Maybe I didn't make myself clear enough :-). The point of this bug is to _reduce_ the length of the Accept: header in some situations. It is already as long as it really should be, and will only get any longer for really important new types (such as MNG). I do not believe it is worth increasing the length to make such fine distinctions. Gerv
I'm a bit confused; mozilla is happy to send application/xhtml+xml, despite that fact that it isn't even registered yet (albeit, it is in the queue), yet adding six characters ( ;q=0.n ) is considered wasteful? I'm not proposing that Accept be populated with every media type that moz supports; however, what is in the header should clearly and correctly state the preferences of the user-agent. Otherwise, the header is useless, and might as well not be sent at all (which would save *lots* of bytes! ;) Cheers
A balance has to be struck between the utility and the length of the Accept: header. Increasing the length should only be done with good reason. Adding five bytes to every HTTP GET in case anyone wants to do content negotiation between text/html and image/png doesn't seem like a good tradeoff to me, as the situation is extraordinarily unlikely. The server operator can configure the server to prefer text/html to image/png if the q= values are equal (which he would do in this situation in any case.) Gerv
Some of the comments here do seem to miss the point... if properly implemented, this would allow the accept headers for image requests to get *shorter* rather than *longer*, as there's no need to indicate acceptance of HTML or other non-image formats in an image request. While fixing this bug (or adding this feature, whichever terminology you want to use) won't have much or any noticeable effect to users, it could produce a slight bit more impetus towards encouraging the use of content negotiation in general, which is a "chicken-or-egg" problem in that few server administrators have much interest in doing the setup at their end to serve documents in alternative formats depending on the request headers if the browsers don't do anything useful with it, while the browser developers show little interest in making more sophisticated use of the Accept header if few sites' servers do anything interesting with it. Thus, every little move at either end of the HTTP transaction helps bring this potentially useful feature more into use.

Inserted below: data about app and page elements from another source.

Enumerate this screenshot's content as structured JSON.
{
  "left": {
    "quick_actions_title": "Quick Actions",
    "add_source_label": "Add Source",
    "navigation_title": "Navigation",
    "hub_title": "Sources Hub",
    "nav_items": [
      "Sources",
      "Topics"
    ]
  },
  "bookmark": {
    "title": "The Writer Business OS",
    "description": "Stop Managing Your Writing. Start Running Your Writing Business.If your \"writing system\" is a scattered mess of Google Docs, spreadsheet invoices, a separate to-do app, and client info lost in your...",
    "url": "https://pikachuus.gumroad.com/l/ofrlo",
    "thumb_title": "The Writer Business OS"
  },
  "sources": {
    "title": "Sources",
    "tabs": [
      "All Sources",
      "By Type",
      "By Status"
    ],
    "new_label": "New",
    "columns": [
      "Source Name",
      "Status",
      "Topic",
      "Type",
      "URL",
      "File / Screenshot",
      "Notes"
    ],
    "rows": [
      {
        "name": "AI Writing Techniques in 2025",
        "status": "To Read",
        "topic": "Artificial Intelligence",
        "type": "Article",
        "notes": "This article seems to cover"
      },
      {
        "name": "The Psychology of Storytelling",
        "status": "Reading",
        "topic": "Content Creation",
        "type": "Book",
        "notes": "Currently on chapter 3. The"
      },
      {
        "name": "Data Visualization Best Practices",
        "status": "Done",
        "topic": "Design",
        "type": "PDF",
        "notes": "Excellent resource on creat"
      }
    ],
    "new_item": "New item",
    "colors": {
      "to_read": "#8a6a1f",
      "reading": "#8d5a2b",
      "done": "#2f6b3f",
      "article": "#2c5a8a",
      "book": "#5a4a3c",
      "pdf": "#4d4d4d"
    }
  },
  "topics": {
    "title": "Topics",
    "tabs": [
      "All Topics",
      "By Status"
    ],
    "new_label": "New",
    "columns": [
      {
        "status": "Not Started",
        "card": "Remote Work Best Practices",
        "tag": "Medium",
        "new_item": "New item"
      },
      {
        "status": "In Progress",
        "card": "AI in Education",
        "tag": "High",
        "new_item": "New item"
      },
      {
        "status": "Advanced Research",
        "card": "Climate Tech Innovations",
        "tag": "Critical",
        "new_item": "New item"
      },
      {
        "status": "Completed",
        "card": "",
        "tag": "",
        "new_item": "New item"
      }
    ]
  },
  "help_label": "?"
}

qa -> tever
I have set up a test case where this bug prevents a page from being rendered properly, so IMHO it is actually a bug, not a feature request: http://bugzilla.ohrbelag.de/mozilla-bug-04.html
That's horribly contrived. I don't agree that it makes this issue into a bug. Gerv
Of course it is contrived. That's the point in a testcase, to make up a simple scenario where a problem can easily be seen. It is not as far-fetched as you might think, though. I ran into that bug by accident on my website, where Mozilla insisted in retrieving a style sheet instead of an image when it was supposed to negotiate between "file.png" and "file.gif". There happened to be a "file.css" in the same directory, text/css and image/png both have a q of 1.0 in the "Accept:" header, and when in doubt Apache delivers the file with the smallest size. I finally had to put style sheets and images into different directories to resolve this conflict. I could have replicated the situation described above as a test case, but chances are that this would have ended up in a "just rename file.css to a different base name, stupid" and a WONTFIX. Also note that I even set up a type-map file for the example such that the web server always delivers the image _unless_ the user agent explicitly asks for something else. This way even the most stupid of browsers that don't send "Accept:" at all would get it right. Obviously, Mozilla's "Accept:" is supposed to mean "give me application/xml in preference over text/html, or text/html in preference over text/plain, or image/png in preference over image/gif", but it also says "give me almost anything else in preference over image/gif", even when it is retrieving the resource for an IMG element, and that is plain wrong.
*** This bug has been marked as a duplicate of 170789 ***